On November 20, 2017, I won Canada's largest literary prize, the Scotiabank Giller Prize, for my novel, Bellevue Square. It came with a whopping $100,000 Canadian dollars, an amount of money most professional writers would be lucky to earn from their writing in five years. I had a similar figure in debt, and just as 2016's winner André Alexis joked, winning the prize got me back to even. It's an incredible feeling to pay off your debt! Increased book sales and my value to my publisher will help keep me going for a period I don't usually have the luxury of imagining. All this is up to the prize.
I'm the twenty-fifth winner of the Giller (after in 2000, 2 winners took the honour). I'm in hallowed company, company I hope I earn my place in. I know or have known almost all of the winners who have won this prize. They were first my idols, then my teachers, then my friends. And then members of my own cohort began to win it. To be counted among these fellows is something that every fiction writer in the country has wondered about or hoped for. I'm proud and glad to be part of the history of the prize as it goes into its twenty-fifth year.
This year's nominees will spend a lot of time together, doing readings and appearances in Canada, New York, and London, as part of the Scotiabank Giller Prize's Between the Pages tour. If that group is anything like the one I was in, they'll form a quick bond over the excitement as well as the surreality of being treated so well by the Giller team and Scotiabank! It was wonderful to meet readers all over the country, and to read to packed houses everywhere. A year later, I am still in touch with my fellow nominees. That would have been true no matter who won, because by the time the tour was done, we were all friends.
The Scotiabank Giller Prize bought me time in which to work and plan how to stay afloat beyond the usual month or two. Writers, compassing the ones who do nothing else for a living as well as the ones who have another job, are generally poor. It's not just an occupational hazard, it's a job description. It's always been hard to make a living as an artist, or to make art while depending on a job to stay afloat. If it matters enough, people will figure out ways to cobble a life together, a life that often includes poverty and recovering from it. The writing life is a series of emotional, reputational, social, and financial roller coasters. But if I'd known all of this at the age of twenty, I'd still want to do it.
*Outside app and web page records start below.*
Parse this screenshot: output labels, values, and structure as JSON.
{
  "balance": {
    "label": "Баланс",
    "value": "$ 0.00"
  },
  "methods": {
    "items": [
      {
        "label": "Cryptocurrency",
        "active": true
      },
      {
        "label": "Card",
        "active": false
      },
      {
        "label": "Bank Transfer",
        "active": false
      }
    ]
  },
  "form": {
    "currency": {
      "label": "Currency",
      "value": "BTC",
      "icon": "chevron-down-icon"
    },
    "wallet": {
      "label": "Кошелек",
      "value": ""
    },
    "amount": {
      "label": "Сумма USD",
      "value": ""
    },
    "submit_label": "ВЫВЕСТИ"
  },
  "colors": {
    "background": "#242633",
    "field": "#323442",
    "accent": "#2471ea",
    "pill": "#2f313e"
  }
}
Bellevue Square is my sixteenth book. I've been fortunate in my career to catch an updraft here and there, receive a grant, get a good writing or editing gig. I crazy-quilt my life, like a lot of writers do, and over time, I've developed a talent for living close to the bone, skimming zero but never getting to it. My friends and family give each other strength and we help each other out. Prizes are a small part of the writing landscape, if only because so few writers benefit from them. Otherwise books have short shelf-lives and long destinies and the humans who get to write them are lucky people, no matter the cost or the benefit.